- In the capital, Colombo, protesters have been occupying the entrance to the president’s office for more than two months to demand President Gotabaya Rajapaksa’s resignation.
Neighbours Helping Lankans to get out of Crisis
- Sri Lanka is currently working on the debt restructuring sustainability being prepared by legal and financial experts. Sri Lanka will need $5 billion over the next six months to ensure basic living standards, and is renegotiating the terms of a yuan-denominated swap worth $1.5 billion with China so as to fund essential imports
- The Indian Ocean nation of 22 million is negotiating a loan package worth about $3 billion from the International Monetary Fund, in addition to help from countries such as China, India and Japan.
- The cabinet approved a $55-million credit line from India’s Exim Bank to fund 150,000 tonnes of urea imports – a critical requirement as supplies have run out during the current cropping season.
- The IMF has said the government must raise interest rates and taxes as a condition of any loan. The World Bank has agreed to lend Sri Lanka $600m. India has committed $1.9bn and may lend an additional $1.5bn for imports.
- The G7 group of leading industrial countries – Canada, France, Germany, Italy, Japan, UK and the have said they will provide help to Sri Lanka in securing debt relief.
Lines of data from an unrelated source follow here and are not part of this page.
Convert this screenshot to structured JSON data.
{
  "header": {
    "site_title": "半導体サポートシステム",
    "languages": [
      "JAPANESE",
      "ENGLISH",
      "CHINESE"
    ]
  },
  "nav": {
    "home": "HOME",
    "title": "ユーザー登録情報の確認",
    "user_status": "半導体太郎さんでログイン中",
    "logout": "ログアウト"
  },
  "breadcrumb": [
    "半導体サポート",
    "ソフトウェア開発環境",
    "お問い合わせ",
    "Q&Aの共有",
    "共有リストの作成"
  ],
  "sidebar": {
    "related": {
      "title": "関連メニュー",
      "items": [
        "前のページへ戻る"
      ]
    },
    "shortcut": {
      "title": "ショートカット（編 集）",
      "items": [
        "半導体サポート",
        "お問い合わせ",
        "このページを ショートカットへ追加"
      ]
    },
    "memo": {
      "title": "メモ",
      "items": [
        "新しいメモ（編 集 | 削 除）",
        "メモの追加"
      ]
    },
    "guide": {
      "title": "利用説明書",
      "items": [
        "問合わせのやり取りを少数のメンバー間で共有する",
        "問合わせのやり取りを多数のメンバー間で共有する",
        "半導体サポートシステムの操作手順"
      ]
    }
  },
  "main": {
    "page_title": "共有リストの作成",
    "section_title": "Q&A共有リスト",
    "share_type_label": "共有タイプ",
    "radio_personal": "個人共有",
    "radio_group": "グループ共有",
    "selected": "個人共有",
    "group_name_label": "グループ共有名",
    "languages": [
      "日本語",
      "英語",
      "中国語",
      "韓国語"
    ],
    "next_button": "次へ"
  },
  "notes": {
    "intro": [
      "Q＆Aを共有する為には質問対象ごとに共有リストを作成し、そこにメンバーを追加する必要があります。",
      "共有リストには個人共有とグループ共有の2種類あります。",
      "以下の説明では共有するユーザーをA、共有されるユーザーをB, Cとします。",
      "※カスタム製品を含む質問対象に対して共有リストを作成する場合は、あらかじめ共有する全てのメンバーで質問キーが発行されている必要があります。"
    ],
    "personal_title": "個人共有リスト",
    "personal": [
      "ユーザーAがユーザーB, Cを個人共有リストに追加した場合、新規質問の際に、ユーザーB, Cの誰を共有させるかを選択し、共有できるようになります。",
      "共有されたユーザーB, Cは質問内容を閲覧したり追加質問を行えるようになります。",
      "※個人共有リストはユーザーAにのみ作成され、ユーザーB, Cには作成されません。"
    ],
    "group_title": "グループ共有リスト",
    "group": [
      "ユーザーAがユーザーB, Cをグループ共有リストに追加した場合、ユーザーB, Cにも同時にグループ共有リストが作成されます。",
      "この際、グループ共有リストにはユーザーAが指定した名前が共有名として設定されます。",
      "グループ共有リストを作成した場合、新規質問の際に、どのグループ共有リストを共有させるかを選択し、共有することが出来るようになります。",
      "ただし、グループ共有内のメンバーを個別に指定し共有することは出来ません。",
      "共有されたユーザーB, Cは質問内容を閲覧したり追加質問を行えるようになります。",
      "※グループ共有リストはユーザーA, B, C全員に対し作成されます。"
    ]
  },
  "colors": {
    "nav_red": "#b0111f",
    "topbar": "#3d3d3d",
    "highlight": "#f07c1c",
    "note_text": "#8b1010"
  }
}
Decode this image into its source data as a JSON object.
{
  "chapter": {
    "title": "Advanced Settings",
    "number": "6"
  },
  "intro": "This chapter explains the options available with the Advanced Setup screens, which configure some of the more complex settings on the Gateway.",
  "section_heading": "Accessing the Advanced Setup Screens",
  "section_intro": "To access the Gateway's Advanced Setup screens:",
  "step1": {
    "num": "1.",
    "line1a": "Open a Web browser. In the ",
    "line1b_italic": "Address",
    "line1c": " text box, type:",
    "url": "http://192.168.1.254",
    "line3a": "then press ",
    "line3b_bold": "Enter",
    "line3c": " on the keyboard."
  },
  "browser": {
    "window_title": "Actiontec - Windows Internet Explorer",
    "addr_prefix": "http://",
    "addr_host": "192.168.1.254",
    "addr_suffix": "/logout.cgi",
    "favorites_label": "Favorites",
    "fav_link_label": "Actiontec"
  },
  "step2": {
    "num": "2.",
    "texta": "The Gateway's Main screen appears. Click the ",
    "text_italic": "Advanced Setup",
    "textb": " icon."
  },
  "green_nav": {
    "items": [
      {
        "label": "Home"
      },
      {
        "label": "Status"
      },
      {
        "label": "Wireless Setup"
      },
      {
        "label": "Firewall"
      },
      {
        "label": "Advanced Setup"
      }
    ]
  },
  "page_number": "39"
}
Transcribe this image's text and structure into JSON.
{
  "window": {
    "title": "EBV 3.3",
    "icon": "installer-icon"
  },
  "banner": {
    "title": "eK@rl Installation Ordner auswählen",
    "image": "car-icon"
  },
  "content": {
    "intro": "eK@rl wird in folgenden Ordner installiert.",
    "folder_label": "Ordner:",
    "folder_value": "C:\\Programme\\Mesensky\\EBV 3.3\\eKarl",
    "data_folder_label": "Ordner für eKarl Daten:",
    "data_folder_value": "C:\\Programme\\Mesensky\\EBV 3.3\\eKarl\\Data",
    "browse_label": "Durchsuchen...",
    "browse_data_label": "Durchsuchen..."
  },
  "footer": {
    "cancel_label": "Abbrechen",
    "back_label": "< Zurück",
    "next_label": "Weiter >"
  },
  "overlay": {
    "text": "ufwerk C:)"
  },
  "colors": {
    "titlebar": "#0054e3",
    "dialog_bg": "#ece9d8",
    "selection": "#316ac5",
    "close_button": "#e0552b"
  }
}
Sri Lanka owes $6.5bn to China and the two are in talks on how to restructure the debt.
- Sri Lanka desperately needs the help of Russian President Vladimir Putin for both fuel and tourists, which are both vital to rescuing the country’s economy.
- The island nation has virtually run out of fuel, crippling businesses and public transport. It is struggling to get oil shipments from its usual suppliers in the Gulf or elsewhere due to a lack of foreign currency as well as banking and logistical difficulties.
- Western nations have imposed restrictions on Russian oil in response to its invasion of Ukraine. But President Gotabaya Rajapaksa is clearly willing to take the risk of triggering displeasure in Western capitals.
India Helps Sri Lanka
- India handed a total of 3.3 tons of essential medical supplies to Sri Lanka.
- These humanitarian supplies are in continuation of the Indian government’s ongoing support to the people of the crisis-ridden island nation in forms such as financial assistance, forex support, material supply.
- In line with Prime Minister Narendra Modi’s ‘Neighbourhood First’ policy, more than 25 tons of drugs and medical supplies which were donated by the Government and people of India during the last two months are valued at close to SLR 370 million.
- This is in addition to the economic assistance of around USD 3.5 billion and supply of other humanitarian supplies such as rice, milk powder, kerosene etc.
Sri Lanka Crisis is a warning for all the debt ridden countries. A country is run by its Economy. Economy is money. Sri Lankan crisis is because of national expenditure exceeding its national income and imports greater than exports.
Wisely discussed and formulated economic policies which doesn’t lay burden on the common man is the need of the hour.
Structured finances must be priority rather than Populist Policies in greed of votes and power . Because such policies eventually fail because at the end everything in the economy comes with the cost.